Rival’s biggest ‘rival’ may be big brother Force. SRAM gave its middle child the same lever enhancements this year so the two share the same functionality, but materials upgrades leave Force with a 130g advantage.
General debate over which of the three major component companies to choose will undoubtedly go on and we won’t even try to settle the overall score here. Shimano is still the undisputed king of smooth and quality control, Campagnolo arguably still rules the multiple-shift game and carries the greatest cachet, and all three offer similarly admirable functionality.
Rival’s most recent updates now truly make it a Red group for the masses, though, and neither of the other two do nearly as good a job of mimicking the performance of its top dog this far down the line. When it comes to value for a money, Rival is a winner by a knockout – and we’re talking the lying-face-down-in-a-puddle-of-drool kind. If your heart is on SRAM and you insist on having the cream of the crop, Red is still the obvious choice but pound-for-pound, there’s simply no competition.
|SRAM Rival DoubleTap levers, pair||325g||£199.99 (US$356)|
|SRAM Rival rear derailleur||186g||£59.99 ($79)|
|SRAM Rival front derailleur, braze-on||89g||£24.99 ($46)|
|SRAM Rival OCT crankset, 170mm, 39/53T||745g||£119.99 inc BB ($193)|
|SRAM Rival GXP bottom bracket||124g|
|SRAM Rival brake calipers, pair, with hardware||273g||£69.99 ($115)|

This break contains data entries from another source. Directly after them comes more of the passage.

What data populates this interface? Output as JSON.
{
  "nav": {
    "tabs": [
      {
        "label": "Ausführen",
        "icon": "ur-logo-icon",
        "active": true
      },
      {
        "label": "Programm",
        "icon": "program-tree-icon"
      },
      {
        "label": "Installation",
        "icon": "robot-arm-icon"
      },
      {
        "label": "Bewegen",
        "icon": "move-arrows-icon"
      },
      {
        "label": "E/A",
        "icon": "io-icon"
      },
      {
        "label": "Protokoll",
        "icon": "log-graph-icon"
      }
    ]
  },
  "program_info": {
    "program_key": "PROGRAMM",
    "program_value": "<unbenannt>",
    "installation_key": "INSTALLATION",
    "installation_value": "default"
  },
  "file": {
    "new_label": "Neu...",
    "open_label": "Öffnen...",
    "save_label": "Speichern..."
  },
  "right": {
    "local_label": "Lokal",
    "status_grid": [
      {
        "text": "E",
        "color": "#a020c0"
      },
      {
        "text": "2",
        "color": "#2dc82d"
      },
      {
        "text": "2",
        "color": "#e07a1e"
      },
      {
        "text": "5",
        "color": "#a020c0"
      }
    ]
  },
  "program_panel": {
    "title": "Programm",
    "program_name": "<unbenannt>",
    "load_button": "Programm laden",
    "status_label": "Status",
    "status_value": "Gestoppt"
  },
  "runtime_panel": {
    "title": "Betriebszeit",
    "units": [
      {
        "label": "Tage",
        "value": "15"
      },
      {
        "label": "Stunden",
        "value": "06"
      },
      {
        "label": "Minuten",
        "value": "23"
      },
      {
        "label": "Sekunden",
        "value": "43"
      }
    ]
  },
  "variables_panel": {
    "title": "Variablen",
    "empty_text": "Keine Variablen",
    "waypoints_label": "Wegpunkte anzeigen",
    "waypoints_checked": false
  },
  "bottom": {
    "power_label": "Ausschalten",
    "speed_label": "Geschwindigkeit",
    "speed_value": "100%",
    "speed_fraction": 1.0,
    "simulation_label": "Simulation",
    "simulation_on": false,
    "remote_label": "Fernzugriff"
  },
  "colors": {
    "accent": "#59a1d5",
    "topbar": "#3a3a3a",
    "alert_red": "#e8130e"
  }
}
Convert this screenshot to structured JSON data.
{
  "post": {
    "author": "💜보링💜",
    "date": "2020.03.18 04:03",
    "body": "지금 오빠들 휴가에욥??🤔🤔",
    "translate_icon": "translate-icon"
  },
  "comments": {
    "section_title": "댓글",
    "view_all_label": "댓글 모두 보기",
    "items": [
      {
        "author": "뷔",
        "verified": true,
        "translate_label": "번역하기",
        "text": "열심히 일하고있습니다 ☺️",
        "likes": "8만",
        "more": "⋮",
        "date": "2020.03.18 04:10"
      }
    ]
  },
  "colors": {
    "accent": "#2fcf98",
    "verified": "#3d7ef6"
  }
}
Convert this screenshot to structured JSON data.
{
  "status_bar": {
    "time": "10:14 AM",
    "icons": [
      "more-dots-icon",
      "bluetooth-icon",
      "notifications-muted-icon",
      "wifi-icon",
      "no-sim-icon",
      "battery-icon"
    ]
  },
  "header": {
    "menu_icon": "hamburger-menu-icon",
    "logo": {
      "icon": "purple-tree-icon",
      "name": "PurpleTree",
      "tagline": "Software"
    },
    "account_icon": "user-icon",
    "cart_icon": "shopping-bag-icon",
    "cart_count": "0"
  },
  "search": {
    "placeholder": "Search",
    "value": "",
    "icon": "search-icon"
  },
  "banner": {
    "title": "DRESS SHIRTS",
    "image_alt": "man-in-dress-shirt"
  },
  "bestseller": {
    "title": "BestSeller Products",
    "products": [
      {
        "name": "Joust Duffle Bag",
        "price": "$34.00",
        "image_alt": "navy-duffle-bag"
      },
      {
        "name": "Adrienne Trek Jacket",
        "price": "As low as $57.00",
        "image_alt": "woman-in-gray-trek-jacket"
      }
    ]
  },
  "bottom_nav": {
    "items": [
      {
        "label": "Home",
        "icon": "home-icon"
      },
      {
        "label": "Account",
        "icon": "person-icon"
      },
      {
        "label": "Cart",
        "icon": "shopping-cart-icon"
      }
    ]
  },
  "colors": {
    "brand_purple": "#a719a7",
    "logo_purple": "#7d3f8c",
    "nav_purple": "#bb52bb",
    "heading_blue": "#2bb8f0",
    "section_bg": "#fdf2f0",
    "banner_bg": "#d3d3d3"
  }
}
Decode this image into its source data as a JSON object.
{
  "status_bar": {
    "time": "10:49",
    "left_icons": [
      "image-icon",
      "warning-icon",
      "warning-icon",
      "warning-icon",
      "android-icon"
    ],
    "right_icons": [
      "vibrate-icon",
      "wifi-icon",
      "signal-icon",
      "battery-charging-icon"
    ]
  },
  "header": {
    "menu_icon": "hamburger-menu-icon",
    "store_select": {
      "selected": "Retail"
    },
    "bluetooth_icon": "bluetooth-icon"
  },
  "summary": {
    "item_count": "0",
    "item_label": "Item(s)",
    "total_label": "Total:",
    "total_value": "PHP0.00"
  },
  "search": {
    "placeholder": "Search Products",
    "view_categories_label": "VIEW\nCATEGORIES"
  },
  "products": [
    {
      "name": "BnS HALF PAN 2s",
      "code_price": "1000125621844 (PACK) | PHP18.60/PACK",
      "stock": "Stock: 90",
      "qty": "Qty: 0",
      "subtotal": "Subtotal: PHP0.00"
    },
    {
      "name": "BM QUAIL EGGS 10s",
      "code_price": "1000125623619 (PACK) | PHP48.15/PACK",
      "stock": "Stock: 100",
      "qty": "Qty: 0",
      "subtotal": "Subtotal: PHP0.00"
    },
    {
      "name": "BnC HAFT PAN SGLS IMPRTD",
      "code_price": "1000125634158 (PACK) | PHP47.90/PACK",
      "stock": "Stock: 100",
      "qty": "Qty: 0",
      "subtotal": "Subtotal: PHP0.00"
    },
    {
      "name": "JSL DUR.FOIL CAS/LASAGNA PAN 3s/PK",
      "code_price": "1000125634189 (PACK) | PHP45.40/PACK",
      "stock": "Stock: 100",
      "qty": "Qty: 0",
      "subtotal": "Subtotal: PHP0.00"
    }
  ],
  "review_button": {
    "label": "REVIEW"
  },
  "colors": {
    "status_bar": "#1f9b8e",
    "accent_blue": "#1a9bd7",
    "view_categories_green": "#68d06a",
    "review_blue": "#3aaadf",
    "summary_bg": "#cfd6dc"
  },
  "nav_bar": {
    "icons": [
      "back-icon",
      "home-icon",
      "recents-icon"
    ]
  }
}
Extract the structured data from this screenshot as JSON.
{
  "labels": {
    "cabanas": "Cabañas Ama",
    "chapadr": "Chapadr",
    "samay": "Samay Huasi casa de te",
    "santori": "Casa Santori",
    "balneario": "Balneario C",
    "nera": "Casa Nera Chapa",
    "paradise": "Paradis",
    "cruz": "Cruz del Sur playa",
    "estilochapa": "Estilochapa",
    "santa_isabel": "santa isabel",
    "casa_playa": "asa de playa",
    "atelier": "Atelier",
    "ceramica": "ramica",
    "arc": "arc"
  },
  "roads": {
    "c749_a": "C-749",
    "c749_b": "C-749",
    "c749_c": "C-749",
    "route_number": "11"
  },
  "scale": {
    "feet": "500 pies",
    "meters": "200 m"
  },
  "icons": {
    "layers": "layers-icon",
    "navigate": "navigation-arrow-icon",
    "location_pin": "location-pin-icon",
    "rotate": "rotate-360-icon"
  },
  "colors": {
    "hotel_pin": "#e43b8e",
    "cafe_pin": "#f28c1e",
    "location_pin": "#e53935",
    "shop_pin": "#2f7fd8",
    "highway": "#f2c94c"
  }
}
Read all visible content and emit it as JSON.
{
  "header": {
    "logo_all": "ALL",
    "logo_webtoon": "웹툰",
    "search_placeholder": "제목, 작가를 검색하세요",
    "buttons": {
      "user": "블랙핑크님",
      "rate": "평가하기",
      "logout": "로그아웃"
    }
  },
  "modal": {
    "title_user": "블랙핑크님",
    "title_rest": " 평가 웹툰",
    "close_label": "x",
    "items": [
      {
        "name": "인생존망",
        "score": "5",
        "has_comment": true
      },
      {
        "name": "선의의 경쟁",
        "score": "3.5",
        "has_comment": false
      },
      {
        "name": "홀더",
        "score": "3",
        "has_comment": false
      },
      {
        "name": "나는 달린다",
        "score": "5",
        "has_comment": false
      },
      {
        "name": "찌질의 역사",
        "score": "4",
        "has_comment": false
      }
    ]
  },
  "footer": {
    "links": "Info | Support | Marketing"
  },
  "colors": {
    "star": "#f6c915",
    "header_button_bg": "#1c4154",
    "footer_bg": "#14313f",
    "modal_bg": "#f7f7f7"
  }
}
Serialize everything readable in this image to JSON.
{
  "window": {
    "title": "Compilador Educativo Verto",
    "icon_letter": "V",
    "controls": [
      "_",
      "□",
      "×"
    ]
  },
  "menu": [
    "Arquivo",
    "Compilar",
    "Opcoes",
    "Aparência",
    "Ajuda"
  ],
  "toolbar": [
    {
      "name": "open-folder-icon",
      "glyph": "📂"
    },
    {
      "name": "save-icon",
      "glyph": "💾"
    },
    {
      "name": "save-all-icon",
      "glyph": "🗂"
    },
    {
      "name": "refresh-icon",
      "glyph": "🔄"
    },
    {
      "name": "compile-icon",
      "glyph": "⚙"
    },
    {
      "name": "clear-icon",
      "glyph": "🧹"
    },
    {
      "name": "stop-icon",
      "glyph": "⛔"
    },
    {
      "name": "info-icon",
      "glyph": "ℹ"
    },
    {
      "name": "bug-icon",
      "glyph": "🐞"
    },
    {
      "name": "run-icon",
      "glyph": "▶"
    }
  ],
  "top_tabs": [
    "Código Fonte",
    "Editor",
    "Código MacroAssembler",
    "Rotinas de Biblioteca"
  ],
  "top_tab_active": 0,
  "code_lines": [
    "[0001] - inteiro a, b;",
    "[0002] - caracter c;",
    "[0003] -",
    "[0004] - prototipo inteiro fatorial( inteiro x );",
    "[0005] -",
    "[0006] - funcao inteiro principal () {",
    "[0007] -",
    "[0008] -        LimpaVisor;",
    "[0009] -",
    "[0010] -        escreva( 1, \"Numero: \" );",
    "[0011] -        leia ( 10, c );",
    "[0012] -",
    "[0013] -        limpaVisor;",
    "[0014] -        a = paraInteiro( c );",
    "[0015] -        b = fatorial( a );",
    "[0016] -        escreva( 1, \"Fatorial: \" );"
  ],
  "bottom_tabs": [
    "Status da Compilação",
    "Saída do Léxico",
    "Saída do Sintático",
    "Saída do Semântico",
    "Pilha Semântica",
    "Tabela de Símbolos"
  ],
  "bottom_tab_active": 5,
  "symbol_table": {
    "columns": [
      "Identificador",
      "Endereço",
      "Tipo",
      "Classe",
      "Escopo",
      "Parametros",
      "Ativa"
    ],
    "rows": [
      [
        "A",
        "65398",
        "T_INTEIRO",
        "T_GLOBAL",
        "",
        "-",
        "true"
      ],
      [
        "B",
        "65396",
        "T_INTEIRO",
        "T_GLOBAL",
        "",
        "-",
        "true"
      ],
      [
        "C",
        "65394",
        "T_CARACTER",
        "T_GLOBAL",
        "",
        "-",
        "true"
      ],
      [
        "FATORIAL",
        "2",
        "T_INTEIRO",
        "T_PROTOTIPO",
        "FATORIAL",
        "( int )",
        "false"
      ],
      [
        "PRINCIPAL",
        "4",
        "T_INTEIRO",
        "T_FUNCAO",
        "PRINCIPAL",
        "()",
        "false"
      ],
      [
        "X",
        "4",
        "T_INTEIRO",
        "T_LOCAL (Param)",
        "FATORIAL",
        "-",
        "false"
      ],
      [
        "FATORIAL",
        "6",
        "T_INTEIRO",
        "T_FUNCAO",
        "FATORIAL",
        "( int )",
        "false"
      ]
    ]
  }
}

|SRAM OG-1070 cassette, 12-26T||261g||£59.99 ($95)|
|SRAM PC1030 chain, 114 links, with PowerLock||278g||£23.99 ($35)|